The Metropolitan Revolution: How Cities and Metros Are Fixing Our Broken Politics and Fragile Economy, by Bruce Katz and Jennifer Bradley (Brookings Institution Press, 300 pp., $29.95)
The political scientist and Chicago alderman Charles Merriam (1874–1953) once proposed that American metropolitan regions secede from rural areas to form their own states. In The Metropolitan Revolution, the Brookings Institution’s Bruce Katz and Jennifer Bradley don’t go quite that far, but they do champion metros as “the new sovereign.” Katz and Bradley believe that localities are capable of doing much more than they currently do and that expanding their policy portfolios would pay off for them and the country.
The authors point out that many of the country’s most serious policy challenges are already being addressed at the local level. For instance, Neighborhood Centers, a Houston-based, Texas-sized nonprofit, has developed a compelling model for immigrant assimilation on a massive scale. Portland, Oregon’s emergence as an international trade hub demonstrates the promise of American exports. A manufacturing revival may be under way in northeast Ohio, of all places, thanks to the efforts of private-sector networks led by local foundations. Katz and Bradley contend that these and other examples demonstrate that domestic policymaking in America is more effective when it’s locally directed. They have almost nothing good to say about federal and state governments, whose distance from conditions on the ground and emphasis on process over outcomes render them incapable of good policymaking. Worse, their rules and regulations stifle metros’ inventiveness.
To complete the metropolitan revolution, the authors believe, we must rethink federalism as a policymaking framework. In the nineteenth century, amid contentious debates about the federal government’s constitutional authority to undertake “internal improvements,” state and local governments drove most economic growth by developing canals and roads and facilitating the railroads’ expansion. Power shifted to Washington during the Progressive era, when the federal government began overseeing the economy much more closely.

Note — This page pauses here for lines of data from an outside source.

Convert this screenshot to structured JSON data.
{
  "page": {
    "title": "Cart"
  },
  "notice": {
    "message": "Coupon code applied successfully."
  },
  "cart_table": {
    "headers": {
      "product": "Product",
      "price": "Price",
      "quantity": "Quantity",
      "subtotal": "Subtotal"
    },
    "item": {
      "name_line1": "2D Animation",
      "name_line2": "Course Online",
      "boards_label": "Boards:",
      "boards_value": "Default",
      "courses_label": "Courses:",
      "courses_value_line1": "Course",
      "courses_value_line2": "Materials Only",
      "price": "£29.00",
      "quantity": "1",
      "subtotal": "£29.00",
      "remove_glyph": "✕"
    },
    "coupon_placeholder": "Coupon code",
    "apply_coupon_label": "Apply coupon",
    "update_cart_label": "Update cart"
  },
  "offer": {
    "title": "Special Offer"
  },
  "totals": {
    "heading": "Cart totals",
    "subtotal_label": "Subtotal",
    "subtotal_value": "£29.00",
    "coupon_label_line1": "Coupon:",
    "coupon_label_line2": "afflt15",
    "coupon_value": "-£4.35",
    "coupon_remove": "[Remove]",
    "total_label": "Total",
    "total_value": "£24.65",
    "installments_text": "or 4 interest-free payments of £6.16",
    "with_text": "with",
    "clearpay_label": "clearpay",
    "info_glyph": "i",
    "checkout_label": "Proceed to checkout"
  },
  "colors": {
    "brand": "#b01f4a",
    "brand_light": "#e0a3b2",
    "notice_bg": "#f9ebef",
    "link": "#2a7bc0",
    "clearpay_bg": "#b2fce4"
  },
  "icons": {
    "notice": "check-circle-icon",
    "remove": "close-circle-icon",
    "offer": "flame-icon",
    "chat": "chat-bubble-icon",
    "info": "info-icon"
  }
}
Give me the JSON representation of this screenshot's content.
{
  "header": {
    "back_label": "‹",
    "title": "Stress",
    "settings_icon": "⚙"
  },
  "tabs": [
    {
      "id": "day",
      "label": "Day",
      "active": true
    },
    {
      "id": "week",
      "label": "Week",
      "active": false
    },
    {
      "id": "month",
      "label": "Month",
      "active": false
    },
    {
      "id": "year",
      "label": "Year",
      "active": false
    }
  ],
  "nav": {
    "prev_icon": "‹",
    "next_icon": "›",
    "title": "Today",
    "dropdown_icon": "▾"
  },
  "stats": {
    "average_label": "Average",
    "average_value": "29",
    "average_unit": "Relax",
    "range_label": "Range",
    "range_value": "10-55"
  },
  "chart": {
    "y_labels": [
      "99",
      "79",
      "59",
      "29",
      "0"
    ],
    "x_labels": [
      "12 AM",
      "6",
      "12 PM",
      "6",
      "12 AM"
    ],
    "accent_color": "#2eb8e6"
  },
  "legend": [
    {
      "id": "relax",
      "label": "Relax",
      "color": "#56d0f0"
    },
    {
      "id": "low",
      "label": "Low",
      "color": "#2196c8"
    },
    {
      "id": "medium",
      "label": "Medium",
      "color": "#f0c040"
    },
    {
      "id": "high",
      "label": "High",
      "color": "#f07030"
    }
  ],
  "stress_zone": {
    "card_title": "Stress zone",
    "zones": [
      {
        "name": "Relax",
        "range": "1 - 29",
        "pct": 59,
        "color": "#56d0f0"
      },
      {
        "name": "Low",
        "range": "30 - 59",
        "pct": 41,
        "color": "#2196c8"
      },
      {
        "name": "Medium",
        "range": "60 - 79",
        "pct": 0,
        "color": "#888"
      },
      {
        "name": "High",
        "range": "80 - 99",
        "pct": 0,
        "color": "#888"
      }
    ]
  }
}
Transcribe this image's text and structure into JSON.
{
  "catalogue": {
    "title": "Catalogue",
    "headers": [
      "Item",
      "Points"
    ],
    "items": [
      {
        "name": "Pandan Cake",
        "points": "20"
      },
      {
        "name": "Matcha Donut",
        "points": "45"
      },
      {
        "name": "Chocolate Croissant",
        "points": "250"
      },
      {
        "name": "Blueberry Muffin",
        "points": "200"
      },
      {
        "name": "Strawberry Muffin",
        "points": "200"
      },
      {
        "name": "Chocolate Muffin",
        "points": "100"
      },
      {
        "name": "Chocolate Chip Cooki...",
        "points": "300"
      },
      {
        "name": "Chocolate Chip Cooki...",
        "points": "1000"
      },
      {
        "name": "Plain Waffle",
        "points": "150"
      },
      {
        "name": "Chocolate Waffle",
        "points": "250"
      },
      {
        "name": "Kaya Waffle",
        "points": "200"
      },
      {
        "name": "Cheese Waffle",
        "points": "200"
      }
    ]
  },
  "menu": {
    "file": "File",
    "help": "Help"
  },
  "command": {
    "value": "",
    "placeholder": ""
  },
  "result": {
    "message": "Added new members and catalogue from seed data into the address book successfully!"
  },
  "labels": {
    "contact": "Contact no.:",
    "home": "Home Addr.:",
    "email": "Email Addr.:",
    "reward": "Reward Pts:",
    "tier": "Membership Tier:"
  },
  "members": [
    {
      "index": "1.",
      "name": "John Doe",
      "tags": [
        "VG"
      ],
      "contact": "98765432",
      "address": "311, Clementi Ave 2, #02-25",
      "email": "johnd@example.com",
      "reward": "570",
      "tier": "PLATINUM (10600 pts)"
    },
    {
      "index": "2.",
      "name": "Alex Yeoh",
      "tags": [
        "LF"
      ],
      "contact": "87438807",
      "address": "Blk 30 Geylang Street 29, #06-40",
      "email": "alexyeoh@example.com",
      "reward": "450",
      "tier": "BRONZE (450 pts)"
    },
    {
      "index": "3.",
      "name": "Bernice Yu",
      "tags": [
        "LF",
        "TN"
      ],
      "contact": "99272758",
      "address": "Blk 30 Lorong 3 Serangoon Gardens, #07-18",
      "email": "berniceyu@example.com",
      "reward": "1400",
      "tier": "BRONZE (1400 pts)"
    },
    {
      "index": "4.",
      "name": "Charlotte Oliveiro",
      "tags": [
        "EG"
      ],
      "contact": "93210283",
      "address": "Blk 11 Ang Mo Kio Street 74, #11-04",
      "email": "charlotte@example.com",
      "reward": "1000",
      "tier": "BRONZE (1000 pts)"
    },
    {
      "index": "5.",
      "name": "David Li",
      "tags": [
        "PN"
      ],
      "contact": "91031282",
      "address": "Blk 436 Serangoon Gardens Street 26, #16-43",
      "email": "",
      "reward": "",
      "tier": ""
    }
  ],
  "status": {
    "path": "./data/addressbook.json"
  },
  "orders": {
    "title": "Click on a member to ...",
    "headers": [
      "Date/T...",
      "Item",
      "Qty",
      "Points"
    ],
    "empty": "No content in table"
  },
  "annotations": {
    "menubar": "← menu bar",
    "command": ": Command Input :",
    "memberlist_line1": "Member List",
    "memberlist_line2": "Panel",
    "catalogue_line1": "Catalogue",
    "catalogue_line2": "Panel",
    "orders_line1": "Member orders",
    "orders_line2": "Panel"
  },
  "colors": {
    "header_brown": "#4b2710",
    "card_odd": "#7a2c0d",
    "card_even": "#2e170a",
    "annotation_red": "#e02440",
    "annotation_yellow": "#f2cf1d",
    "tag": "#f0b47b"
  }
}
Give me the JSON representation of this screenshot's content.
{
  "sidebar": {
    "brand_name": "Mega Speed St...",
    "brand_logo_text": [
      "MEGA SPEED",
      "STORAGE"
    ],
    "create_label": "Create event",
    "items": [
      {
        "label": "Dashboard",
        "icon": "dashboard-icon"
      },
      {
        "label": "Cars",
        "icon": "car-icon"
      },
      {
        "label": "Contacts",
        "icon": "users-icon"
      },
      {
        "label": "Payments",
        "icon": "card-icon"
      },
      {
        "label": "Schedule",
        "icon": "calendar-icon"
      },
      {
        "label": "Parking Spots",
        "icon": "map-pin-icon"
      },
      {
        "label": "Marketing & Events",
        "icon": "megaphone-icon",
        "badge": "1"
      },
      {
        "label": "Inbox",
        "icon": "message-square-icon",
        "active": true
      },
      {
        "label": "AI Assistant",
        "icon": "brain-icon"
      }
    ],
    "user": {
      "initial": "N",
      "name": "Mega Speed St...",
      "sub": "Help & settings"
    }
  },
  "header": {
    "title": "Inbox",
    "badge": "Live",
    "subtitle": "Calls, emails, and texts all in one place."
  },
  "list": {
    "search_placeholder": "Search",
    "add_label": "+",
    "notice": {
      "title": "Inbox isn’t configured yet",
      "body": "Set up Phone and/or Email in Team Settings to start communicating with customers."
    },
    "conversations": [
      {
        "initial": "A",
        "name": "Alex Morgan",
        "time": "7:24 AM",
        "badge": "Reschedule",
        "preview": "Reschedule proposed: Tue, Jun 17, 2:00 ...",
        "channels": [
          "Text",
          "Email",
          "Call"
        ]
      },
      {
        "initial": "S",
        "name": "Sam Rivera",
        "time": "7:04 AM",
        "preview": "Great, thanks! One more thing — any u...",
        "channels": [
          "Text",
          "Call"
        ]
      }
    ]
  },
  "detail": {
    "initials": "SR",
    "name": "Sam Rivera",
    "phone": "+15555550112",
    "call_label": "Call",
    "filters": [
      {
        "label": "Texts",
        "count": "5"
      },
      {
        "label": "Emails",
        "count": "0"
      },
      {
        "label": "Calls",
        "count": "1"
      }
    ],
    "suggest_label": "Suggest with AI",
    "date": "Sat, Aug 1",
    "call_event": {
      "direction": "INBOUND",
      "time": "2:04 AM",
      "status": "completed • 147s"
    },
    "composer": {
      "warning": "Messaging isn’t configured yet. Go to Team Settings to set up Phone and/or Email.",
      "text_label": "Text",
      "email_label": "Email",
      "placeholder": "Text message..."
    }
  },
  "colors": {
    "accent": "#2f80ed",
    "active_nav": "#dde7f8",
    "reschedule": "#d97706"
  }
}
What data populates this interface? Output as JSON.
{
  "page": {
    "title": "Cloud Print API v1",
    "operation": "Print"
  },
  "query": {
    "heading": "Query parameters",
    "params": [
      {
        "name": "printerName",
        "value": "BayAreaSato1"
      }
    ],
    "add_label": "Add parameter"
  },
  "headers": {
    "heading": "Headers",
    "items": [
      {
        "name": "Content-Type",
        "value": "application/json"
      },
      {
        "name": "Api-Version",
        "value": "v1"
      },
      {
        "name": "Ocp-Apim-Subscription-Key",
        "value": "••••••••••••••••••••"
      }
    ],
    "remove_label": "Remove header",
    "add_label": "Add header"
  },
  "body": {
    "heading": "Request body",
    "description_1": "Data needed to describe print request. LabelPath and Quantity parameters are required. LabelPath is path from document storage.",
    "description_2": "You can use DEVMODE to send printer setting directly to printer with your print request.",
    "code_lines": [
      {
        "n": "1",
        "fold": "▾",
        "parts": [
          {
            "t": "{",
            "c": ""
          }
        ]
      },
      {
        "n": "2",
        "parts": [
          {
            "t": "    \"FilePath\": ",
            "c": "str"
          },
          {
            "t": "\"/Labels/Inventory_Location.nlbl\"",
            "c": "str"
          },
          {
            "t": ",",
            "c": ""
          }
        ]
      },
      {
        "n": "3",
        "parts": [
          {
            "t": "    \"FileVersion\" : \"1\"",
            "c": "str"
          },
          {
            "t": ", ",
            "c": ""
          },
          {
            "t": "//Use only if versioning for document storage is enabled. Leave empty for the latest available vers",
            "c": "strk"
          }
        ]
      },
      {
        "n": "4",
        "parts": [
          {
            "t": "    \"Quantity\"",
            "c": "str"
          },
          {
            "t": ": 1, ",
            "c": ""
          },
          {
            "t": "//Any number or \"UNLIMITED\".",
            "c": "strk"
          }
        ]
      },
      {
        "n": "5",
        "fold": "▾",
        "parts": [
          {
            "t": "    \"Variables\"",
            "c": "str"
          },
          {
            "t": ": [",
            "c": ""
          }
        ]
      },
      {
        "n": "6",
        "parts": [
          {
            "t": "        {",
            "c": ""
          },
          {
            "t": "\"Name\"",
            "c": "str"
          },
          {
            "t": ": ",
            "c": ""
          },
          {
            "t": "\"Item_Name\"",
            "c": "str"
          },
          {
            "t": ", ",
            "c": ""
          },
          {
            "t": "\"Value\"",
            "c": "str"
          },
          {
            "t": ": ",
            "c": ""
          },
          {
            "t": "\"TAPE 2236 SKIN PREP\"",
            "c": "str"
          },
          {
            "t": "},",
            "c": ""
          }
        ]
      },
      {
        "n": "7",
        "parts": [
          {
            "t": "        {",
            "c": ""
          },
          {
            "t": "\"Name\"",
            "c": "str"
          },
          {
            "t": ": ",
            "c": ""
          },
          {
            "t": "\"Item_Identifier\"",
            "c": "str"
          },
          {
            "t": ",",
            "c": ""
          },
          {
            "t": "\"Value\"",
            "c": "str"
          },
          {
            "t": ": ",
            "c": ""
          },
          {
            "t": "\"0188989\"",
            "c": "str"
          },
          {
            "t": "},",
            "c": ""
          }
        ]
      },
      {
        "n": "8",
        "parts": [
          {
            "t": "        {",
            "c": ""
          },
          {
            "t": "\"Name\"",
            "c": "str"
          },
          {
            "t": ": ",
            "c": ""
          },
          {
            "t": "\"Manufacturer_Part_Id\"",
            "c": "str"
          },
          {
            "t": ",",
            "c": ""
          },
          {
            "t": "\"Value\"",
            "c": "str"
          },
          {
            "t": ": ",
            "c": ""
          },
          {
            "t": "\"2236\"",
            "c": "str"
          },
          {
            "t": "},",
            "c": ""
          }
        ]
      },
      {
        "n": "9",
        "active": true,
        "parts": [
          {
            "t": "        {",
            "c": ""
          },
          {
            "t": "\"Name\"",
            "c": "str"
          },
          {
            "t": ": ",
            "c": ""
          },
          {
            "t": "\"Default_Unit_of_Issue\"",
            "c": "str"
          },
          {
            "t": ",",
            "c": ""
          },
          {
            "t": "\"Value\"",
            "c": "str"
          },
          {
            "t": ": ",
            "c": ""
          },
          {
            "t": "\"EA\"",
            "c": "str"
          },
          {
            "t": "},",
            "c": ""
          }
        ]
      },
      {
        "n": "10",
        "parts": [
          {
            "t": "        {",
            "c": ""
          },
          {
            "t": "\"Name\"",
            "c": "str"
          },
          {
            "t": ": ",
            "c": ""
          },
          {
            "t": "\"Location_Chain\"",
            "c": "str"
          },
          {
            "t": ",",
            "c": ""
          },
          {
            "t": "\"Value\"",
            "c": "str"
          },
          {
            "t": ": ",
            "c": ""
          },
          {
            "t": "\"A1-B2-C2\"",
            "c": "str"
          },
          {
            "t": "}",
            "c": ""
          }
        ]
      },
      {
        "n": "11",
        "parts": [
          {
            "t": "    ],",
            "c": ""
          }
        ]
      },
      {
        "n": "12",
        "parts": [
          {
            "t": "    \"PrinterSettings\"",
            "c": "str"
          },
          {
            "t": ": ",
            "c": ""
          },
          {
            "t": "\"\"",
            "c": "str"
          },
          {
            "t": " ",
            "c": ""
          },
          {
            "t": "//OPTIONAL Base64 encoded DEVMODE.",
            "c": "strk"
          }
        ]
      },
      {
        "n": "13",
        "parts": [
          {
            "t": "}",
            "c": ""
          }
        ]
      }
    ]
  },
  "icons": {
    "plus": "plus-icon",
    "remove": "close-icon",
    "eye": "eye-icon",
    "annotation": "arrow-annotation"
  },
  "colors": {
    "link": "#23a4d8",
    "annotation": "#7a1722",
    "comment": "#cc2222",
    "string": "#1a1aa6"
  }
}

By the mid-twentieth century, the New Deal and other federal spending programs had almost entirely crowded out states’ influence over domestic policy. More recently, states have revived their reputation as laboratories of experimentation in areas such as welfare reform and K–12 public education. Given federalism’s demonstrable flexibility, and with metros showing such positive results, why not devolve responsibility even further down, to the local level?
That would mean empowering city governments, since nothing deserving the name “metropolitan revolution” can transpire without those governments’ active participation (though the authors do celebrate the accomplishments of private organizations). As Katz and Bradley see it, city governments should do much more than just manage schools and provide for public safety. Cities should pursue grander visions, particularly with regard to trade, production, and other matters of economic policy. City officials, they suggest, should go on more international-trade junkets to help local firms gain access to foreign markets and attract foreign capital. They should establish more “innovation districts,” which cluster together academic institutions and private firms to stimulate research and, eventually, to produce commercial products. Too often, they believe, local economic policy focuses on brick-and-mortar projects, such as convention centers, stadiums, and big-box retail. Only production and trade actually increase wealth, so local officials should make them the top priorities.
Whether the authors’ conception would work on a broad scale is a question of capacity. Since they don’t suggest that federal and state governments would assume responsibility for traditionally local functions, what Katz and Bradley are proposing is, in effect, a significant increase in local governments’ workload. Most small and midsize cities probably can’t take on such an expanded role in economic policymaking, and they shouldn’t try. They may have reduced crime over the last 20 years, but they still have too much to accomplish with public education and fiscal reform to risk diverting resources and attention from those important areas. As for big cities, one wonders if it’s a good idea to encourage further mission creep among their political leaders. Big cities have an easier time attracting political talent than their small and midsize counterparts do, but they’re not necessarily any better managed—often because their leaders’ ambitions make them prone to distraction. A Michael Bloomberg can’t rest content with snow removal and balancing the budget; he must also tackle climate change and the obesity “epidemic.” But the small stuff doesn’t take care of itself, as Bloomberg discovered a few winters ago. And despite Bloomberg’s reputation for fiscal savvy, his successor will inherit a $7 billion budget gap.
No local official should apologize for focusing on the basics. Do cities deserve more autonomy? Absolutely. But as I argue in a recent report, that should mean more authority over their existing functions, such as labor relations, rather than an expanded mandate. There’s much to be said for cities’ sticking to their knitting.